Using data collected by engineers in the IFE’s Research Engineering Facility (REF), Professor Gonzalez and his team are developing revolutionary software to quickly analyse the airborne hyperspectral information from Ningaloo reef, and for a wide range of other environmental purposes, including detecting invasive plants in Western Australia and diseases in wheat crops.
The system is backed by a state-of the-art, REF-designed and manufactured gimbal that enables stabilised image capture from the hyperspectral camera onboard QUT’s unmanned aerial vehicles.
QUT research engineer Dr Dmitry Bratanov said the hyperspectral UAV system surveyed approximately 40ha of Ningaloo Reef in 30 minutes at a flight height of 100m.

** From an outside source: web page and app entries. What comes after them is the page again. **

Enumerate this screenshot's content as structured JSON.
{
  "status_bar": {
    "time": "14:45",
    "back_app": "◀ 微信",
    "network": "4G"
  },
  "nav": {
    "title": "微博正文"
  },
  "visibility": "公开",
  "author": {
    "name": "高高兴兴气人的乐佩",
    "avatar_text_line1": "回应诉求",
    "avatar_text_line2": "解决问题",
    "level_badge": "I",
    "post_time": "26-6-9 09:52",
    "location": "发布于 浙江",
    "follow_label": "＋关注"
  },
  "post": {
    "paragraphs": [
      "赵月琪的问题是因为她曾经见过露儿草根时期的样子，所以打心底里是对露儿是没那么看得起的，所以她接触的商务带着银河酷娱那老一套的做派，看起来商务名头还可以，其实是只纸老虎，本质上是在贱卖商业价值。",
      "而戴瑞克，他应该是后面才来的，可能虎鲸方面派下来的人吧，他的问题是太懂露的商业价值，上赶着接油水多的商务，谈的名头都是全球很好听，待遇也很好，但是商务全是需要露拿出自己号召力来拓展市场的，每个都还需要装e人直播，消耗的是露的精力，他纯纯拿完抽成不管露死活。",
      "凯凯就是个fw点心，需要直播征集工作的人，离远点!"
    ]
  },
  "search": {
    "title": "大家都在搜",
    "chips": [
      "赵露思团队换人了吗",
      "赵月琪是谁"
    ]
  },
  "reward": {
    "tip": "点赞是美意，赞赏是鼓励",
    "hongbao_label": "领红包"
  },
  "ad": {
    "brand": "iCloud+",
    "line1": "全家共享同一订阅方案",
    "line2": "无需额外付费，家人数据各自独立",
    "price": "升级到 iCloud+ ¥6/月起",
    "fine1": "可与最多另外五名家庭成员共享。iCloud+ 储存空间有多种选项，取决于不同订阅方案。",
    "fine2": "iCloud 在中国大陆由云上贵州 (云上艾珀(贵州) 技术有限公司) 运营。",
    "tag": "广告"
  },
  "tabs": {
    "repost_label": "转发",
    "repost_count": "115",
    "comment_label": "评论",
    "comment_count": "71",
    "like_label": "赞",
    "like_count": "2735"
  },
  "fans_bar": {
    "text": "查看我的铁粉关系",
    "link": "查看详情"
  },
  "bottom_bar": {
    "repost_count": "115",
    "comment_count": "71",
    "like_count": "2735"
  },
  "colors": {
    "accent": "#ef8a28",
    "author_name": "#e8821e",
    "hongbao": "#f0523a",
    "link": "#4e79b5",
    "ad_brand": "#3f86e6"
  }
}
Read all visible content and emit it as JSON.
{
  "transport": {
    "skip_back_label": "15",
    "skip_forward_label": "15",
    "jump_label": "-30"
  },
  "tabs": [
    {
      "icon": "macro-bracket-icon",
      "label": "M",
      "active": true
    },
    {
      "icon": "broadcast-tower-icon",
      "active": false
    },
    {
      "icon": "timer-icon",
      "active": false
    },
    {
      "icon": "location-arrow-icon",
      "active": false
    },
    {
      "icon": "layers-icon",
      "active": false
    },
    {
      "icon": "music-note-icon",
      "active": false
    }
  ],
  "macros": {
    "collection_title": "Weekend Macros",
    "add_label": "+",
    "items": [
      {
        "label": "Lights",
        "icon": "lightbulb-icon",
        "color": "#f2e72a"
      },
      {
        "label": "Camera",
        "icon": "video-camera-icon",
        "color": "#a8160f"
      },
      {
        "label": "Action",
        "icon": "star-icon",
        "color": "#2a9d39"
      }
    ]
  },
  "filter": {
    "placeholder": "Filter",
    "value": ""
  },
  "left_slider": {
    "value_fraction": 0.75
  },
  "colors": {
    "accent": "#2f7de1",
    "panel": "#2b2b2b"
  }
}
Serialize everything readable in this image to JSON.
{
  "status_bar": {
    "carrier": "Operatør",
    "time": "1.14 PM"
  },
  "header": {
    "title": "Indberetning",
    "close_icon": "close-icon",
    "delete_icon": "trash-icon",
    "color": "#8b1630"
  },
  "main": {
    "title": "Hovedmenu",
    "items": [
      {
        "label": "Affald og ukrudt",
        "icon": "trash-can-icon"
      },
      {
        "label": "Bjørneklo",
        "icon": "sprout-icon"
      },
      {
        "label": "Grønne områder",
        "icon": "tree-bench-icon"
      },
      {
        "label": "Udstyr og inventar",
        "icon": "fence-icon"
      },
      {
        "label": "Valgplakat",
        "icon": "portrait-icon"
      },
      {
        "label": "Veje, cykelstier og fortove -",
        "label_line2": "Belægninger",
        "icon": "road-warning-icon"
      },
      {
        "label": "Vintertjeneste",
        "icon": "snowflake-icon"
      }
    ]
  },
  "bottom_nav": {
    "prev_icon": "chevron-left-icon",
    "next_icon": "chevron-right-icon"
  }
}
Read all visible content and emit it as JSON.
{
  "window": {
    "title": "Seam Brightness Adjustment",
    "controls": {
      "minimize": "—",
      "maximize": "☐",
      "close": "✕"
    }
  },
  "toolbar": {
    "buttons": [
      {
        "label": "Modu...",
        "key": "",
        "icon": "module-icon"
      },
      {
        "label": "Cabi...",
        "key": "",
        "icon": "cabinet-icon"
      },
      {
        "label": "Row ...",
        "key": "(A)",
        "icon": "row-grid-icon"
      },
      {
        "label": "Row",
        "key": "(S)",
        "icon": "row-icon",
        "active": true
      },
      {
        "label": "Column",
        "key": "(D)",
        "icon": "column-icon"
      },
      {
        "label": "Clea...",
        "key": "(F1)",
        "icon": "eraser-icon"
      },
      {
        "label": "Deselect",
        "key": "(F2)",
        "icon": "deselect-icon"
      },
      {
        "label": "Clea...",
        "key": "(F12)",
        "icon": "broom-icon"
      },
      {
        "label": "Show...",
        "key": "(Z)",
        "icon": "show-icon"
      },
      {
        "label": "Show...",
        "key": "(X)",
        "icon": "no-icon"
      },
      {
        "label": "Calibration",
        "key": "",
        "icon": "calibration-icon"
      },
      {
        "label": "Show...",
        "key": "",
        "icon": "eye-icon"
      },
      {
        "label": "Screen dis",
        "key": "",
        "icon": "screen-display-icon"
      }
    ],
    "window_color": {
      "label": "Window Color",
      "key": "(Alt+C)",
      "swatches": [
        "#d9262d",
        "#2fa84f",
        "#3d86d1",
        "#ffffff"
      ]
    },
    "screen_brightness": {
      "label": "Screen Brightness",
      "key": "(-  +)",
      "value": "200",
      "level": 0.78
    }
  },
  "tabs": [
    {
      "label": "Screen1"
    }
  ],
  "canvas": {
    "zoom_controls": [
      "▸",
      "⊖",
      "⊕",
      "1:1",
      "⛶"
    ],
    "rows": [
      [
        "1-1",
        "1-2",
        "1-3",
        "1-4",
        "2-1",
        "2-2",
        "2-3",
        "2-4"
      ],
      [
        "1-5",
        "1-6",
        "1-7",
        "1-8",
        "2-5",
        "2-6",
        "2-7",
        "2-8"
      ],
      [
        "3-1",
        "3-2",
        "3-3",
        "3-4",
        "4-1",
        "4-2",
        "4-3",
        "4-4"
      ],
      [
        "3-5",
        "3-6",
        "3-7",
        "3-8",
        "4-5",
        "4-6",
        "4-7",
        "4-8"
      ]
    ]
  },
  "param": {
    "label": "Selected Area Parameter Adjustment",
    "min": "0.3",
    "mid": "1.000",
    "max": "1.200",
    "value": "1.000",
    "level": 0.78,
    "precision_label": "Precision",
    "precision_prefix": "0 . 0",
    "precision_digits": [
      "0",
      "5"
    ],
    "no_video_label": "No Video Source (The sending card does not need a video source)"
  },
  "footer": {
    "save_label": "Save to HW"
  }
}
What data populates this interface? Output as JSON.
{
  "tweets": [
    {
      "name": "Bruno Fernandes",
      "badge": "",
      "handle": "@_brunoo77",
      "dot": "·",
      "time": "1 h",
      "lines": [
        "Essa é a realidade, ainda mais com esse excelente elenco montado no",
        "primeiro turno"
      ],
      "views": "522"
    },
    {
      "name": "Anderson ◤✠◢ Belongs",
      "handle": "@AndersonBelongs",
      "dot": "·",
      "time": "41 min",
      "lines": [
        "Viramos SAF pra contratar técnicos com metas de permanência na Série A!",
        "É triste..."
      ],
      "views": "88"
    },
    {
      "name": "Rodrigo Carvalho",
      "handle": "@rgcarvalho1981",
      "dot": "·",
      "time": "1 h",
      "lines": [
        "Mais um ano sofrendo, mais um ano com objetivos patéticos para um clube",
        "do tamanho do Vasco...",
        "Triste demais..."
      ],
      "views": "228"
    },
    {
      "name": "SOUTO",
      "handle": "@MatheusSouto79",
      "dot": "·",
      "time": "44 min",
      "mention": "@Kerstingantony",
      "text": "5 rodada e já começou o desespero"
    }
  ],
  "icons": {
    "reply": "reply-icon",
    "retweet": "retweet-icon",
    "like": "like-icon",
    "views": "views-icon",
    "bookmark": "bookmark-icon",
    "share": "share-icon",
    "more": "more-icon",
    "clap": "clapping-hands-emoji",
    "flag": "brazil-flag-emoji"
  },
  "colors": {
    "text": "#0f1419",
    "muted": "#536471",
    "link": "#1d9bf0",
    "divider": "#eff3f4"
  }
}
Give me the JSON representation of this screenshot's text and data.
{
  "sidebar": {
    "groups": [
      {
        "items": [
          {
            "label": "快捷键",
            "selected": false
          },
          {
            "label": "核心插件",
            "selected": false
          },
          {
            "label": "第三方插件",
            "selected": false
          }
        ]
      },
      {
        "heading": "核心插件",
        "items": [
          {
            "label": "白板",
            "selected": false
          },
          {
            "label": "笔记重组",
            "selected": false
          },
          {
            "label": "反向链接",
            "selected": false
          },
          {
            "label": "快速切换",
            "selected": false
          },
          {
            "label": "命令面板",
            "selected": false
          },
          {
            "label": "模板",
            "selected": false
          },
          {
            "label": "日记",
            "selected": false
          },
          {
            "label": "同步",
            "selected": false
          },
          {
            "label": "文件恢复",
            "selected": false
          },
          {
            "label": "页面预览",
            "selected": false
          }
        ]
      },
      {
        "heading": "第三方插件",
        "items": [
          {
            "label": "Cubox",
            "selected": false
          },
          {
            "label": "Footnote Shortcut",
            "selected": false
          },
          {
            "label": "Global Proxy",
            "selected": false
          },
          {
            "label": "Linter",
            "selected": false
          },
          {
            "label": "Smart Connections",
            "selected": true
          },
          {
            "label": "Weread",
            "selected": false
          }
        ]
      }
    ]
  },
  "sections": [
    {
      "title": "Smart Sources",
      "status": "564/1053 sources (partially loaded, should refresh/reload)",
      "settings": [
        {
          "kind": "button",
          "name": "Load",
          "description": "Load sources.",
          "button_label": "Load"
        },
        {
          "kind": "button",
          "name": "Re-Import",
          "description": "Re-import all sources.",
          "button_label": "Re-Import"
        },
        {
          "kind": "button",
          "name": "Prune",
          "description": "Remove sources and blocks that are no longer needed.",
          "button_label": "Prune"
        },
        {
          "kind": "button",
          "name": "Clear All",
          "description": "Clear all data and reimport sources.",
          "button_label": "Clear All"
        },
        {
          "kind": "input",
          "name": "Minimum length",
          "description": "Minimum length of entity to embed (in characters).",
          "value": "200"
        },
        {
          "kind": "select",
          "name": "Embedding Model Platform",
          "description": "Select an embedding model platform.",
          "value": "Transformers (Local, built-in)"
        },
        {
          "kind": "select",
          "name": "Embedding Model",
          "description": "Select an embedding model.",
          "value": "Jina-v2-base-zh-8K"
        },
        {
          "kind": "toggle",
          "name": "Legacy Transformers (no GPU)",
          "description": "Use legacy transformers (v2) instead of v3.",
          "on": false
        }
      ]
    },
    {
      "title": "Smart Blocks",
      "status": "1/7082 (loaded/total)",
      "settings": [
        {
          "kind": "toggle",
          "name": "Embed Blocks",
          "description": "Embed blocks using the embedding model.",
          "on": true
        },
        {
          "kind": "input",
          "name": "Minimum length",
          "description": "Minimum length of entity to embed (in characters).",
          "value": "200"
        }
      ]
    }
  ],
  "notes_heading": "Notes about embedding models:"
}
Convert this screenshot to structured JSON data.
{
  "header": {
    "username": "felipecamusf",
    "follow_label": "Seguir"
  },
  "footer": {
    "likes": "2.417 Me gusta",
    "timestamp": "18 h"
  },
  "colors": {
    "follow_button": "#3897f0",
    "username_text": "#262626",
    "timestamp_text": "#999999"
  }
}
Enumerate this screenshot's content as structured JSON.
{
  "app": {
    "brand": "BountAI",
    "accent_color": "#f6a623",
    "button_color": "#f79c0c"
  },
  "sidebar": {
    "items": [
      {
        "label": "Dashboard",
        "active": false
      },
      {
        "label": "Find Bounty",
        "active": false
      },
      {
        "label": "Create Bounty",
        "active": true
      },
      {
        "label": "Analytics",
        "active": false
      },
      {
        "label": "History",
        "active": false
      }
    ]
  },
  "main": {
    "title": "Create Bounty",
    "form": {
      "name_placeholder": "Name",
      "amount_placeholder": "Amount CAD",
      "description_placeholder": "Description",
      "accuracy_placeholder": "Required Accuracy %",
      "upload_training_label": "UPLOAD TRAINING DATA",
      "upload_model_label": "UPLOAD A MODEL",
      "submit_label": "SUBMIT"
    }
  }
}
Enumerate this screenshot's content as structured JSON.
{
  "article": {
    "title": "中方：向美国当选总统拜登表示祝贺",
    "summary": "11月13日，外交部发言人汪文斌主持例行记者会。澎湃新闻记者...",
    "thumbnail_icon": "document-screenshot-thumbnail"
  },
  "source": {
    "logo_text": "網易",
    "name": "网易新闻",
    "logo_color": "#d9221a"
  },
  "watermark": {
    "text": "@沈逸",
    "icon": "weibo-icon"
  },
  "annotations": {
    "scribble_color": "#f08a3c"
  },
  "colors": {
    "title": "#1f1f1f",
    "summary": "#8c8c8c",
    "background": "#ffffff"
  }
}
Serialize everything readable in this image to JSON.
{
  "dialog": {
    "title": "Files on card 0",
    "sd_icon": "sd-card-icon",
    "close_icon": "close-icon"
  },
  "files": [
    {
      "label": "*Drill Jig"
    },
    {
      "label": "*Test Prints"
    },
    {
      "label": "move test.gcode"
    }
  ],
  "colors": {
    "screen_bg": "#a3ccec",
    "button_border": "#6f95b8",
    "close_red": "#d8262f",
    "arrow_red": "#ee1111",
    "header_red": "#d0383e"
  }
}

“This provides us with a spatial resolution of approximately 15cm per pixel – more than enough detail to detect and monitor individual coral species” Mr Bratanov said.
“The really special thing about the hyperspectral camera is that it takes images across 270 slices of the spectrum. This huge amount of information allows for the classification of coral species, sand and algae based on their unique spectral signatures."
Professor Gonzalez said these signatures act very much like fingerprints.
“We’re building artificial intelligence algorithms that can automatically recognise and classify these unique signatures – the hyperspectral equivalent of a police ‘fingerprint database’, Professor Gonzalez said.
“This database will become increasing valuable to all environmental researchers into the future.”
NASA’s Coral Reef Airborne Laboratory (CORAL) mission is currently conducting hyperspectral mapping of the Great Barrier Reef at high altitude with manned aircraft.
“The CORAL system provides a resolution of 7.5m per pixel compared to QUT’s UAV system at 15cm per pixel, and our manned aircraft fitted with a hyperspectral camera which captures data at 35cm per pixel at 230 m off the ground,” Professor Gonzalez said.
“Our data would make for a fascinating comparison between a remote pristine reef in Western Australia and a reef system under pressure from human activities along the Queensland coast.
“There are many advantages to using smaller hyperspectral cameras and a UAV – it’s cost-effective, quick to deploy and flexible – a mission can be scheduled any time in strategic locations where a higher level of detail is required.
“It’s exciting to be at the forefront of a new approach to monitoring and managing the Australian environment.”
The robot eyes have it: cutting-edge tool for koala conservation
UAVs rise to the Challenge
Crown-of-thorns starfish – nailed it!
Aerial robots, artificial intelligence and statistics revolutionise wildlife tracking and research
Kate Haggman, QUT Media, 07 3138 0358, firstname.lastname@example.org
After hours Rose Trapnell, QUT Media team leader, 0407 585 901, email@example.com
QUT is part of a national collaborative group of five major Australian universities that form the ATN (Australian Technology Network of Universities).
QUT's hyperspectral camera takes off for Ningaloo Reef. Photo: QUT REF
Remote sensing researchers and UAV engineers surveying Ningaloo Reef. Photo: QUT REF.